■ **Exercise requirements**
Across the following data, state how many lines include the word "equation". Provide the number alone.

+++ The records

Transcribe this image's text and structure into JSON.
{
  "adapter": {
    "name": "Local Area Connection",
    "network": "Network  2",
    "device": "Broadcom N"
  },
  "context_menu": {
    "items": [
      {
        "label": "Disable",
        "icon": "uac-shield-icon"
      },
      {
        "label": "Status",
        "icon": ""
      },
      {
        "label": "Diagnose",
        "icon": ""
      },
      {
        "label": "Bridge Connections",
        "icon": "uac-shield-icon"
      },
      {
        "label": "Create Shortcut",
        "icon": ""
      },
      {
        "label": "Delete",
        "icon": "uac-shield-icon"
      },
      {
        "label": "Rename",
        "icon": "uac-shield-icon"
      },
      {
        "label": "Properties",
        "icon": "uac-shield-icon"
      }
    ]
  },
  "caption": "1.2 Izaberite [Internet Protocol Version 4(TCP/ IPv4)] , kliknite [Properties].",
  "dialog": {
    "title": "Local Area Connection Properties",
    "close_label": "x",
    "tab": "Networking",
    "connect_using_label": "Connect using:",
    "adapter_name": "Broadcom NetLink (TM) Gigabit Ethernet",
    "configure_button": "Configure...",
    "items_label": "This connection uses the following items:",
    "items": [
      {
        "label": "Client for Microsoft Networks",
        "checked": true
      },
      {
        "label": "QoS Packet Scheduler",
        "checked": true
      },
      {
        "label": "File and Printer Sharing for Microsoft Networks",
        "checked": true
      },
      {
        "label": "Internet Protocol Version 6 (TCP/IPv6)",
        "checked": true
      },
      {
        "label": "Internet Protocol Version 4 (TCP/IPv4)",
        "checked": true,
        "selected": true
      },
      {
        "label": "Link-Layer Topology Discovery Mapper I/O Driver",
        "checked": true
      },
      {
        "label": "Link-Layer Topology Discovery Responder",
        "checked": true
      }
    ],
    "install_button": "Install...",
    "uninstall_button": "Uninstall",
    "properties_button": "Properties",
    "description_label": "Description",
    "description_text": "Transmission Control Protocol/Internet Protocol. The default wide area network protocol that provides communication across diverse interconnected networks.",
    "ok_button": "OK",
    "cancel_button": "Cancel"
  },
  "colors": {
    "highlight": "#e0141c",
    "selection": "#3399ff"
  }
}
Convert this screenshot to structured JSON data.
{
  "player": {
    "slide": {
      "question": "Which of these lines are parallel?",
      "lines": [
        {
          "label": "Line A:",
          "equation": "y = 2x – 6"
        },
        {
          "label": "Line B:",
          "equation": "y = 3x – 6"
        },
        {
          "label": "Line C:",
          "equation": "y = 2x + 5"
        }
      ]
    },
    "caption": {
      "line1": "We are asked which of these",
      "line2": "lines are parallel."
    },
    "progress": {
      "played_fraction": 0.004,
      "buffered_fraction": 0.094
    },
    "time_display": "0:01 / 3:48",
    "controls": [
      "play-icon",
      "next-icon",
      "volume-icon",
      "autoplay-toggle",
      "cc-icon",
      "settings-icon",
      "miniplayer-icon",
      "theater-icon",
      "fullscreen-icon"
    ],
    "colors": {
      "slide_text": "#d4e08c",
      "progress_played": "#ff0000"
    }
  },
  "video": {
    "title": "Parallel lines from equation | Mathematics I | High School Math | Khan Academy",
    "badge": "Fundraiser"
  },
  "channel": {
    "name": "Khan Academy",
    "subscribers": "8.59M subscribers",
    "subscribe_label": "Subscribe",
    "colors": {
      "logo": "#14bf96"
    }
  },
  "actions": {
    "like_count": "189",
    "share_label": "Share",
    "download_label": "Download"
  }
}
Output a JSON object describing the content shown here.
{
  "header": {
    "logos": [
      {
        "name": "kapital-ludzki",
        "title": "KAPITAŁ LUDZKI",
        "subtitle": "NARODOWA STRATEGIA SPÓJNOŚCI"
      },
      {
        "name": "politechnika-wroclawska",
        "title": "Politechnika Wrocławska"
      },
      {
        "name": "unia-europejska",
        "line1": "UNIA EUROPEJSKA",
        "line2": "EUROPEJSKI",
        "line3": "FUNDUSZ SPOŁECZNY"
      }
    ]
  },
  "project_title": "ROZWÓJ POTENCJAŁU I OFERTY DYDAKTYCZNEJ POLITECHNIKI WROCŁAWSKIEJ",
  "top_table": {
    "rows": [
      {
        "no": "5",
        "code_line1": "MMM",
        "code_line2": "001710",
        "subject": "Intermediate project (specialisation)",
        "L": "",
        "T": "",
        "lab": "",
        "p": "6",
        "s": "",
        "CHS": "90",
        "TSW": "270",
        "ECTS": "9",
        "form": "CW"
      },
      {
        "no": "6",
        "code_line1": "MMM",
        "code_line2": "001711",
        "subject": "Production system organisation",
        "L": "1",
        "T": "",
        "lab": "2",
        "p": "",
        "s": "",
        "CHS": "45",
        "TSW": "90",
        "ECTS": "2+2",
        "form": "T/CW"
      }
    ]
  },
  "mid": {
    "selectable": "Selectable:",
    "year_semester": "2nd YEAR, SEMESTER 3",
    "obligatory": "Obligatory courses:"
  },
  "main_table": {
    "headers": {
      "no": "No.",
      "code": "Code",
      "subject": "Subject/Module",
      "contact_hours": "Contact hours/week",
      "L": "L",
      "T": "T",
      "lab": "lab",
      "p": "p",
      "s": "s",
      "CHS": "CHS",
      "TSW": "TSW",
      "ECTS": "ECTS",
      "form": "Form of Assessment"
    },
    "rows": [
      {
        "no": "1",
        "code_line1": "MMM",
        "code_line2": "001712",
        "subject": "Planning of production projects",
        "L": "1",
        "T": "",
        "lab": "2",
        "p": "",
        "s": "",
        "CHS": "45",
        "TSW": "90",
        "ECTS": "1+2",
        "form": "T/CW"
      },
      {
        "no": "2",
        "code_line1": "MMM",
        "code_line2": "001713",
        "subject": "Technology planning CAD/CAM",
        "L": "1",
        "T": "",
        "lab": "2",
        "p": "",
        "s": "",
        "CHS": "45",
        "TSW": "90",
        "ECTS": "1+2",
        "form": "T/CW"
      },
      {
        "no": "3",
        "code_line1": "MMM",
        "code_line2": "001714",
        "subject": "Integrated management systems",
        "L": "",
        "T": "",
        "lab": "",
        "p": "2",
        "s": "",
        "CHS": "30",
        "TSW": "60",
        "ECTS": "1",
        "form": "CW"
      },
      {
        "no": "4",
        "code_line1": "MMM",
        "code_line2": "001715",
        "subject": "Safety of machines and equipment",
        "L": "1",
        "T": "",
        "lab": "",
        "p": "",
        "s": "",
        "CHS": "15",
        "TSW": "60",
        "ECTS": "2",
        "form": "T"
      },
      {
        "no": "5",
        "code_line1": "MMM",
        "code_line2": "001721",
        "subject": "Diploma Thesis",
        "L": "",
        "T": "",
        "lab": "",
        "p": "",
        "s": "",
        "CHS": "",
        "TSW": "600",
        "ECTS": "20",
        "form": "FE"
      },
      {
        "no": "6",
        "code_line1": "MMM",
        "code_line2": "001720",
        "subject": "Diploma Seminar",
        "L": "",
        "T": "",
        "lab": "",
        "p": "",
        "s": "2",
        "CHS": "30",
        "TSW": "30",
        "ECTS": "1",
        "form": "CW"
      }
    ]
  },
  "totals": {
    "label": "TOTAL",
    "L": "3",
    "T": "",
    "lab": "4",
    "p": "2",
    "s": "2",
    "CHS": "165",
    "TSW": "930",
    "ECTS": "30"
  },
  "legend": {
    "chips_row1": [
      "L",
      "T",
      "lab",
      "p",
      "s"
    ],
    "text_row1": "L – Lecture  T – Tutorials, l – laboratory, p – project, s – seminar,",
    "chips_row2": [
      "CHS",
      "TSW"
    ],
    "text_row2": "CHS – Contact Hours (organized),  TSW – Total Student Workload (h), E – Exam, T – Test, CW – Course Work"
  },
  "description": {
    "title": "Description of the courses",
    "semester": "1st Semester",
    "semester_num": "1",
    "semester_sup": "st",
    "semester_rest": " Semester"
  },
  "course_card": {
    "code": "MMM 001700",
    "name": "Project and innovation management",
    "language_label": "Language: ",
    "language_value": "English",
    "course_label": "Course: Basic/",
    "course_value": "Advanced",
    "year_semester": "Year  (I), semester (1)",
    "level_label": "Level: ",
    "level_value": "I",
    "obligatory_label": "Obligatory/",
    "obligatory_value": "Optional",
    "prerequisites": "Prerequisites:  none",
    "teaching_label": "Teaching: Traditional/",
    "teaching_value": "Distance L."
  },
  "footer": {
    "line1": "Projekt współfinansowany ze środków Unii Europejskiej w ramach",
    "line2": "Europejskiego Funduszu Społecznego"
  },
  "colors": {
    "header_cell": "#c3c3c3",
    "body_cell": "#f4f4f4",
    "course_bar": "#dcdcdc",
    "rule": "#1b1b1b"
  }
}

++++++

■ **The answer**
4